Successful Hiring Strategy: Let Them Come to You
In my eighteen years as an independent practitioner, I’ve had dozens of people work for me on a part-time or contract basis. Some I’ve used regularly for several years, others for several matters while others never lasted more than one project. But of the lawyers and interns who’ve worked for me, without a doubt, I’ve had the best luck with those who’ve come to me.
That’s been the case with my trade association, which has had interns working on policy, regulatory and lobbying matters in the renewables industry for three straight years. We always have a need, but never intend to hire. Yet each summer, I’ll get calls and emails from at least one student pestering me about a job. Because the positions are unpaid internships, there’s little to lose and so to reward their initiative, I’ve given them the job. And each time, I’ve gotten the benefit of hard working, proactive and social-media savvy students eager to learn.
Likewise, many times I’ll initiate a contact with a contract lawyer or paralegal, but then a project falls through and I don’t follow up for a while. The candidates who call or email me with a “just checking in” inquiry will generally wind up with work from me, and also do the best work because they keep me up to date on what they’re doing (you have no idea how many people are inclined to take an assignment and then not do it).
The last group of applicants are those who have an entrepreneurial rather than employee mentality. Though they don’t fall into the “come to me” category per se, they’re more inclined to hustle and have access to the tools necessary to do the job, whether it’s a computer research package or a particular word processing program.
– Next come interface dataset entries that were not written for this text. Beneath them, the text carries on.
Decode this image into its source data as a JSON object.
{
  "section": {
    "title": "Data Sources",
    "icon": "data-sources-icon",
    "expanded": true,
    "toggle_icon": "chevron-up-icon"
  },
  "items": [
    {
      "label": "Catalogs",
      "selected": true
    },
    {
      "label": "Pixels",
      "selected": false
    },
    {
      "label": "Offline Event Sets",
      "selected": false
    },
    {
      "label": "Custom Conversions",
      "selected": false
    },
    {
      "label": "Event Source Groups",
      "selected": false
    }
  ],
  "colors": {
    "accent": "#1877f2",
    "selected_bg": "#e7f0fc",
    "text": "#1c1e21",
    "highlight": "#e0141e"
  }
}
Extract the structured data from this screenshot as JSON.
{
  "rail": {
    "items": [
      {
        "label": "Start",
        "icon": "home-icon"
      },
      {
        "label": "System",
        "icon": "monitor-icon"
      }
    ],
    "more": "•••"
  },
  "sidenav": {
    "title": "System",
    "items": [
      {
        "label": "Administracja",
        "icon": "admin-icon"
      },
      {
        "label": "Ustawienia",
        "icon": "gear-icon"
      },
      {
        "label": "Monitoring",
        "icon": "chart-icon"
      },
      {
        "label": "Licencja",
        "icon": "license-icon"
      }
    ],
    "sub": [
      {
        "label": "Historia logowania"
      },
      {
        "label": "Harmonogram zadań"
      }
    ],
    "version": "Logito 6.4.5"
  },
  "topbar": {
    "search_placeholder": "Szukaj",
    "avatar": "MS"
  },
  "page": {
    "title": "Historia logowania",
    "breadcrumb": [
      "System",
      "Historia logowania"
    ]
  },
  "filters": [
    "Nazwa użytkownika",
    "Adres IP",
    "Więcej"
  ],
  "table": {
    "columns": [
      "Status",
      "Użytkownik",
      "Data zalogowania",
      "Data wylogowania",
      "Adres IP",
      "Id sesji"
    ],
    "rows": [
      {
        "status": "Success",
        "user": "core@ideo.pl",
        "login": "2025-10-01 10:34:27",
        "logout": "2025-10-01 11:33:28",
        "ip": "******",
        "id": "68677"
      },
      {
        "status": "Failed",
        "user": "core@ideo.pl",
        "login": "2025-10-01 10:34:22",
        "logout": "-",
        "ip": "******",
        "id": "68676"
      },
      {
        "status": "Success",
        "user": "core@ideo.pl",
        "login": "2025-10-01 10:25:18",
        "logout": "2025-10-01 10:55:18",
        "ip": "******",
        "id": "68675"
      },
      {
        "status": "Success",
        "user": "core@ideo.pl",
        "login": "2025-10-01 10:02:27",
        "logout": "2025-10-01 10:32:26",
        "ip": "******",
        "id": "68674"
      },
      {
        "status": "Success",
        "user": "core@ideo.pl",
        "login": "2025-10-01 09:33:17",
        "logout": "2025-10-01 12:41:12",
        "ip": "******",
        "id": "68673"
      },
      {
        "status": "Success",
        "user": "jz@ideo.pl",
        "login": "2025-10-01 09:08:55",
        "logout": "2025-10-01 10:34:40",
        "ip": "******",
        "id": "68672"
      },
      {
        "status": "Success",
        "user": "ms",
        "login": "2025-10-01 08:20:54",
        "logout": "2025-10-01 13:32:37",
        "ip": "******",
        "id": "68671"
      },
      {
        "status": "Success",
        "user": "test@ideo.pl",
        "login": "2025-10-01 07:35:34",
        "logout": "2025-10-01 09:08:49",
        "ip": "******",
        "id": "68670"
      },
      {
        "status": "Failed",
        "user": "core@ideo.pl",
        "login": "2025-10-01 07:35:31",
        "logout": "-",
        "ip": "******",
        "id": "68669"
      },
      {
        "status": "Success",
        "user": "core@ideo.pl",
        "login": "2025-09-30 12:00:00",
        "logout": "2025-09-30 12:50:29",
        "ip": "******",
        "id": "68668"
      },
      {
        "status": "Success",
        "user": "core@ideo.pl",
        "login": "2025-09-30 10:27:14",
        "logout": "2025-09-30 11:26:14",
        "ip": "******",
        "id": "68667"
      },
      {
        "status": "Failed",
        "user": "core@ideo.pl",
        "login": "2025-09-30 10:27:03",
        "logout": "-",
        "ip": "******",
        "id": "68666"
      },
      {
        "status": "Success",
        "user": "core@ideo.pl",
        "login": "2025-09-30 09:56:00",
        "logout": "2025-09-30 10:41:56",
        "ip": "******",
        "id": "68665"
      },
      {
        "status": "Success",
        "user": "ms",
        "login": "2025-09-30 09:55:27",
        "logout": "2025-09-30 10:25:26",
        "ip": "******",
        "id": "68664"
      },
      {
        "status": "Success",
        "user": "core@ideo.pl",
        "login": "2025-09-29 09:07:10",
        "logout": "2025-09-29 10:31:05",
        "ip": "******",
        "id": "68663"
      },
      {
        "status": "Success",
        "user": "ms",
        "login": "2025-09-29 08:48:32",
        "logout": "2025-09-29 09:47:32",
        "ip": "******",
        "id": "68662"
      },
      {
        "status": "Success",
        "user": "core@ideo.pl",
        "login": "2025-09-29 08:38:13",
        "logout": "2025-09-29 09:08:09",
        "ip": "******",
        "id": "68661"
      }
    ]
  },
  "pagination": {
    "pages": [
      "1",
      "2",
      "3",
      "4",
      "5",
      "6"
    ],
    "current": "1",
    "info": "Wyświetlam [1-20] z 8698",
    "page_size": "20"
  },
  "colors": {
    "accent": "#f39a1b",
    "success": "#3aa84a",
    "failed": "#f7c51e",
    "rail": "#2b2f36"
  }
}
To those applicants who are concerned about coming across as being too pushy, don’t worry. Lawyers like me always have some work for someone good – but there are lots of good people out there. You want to be the good person who’s also lucky enough to reach me when I’ve got extra work on my plate. And for that, you need to be persistent.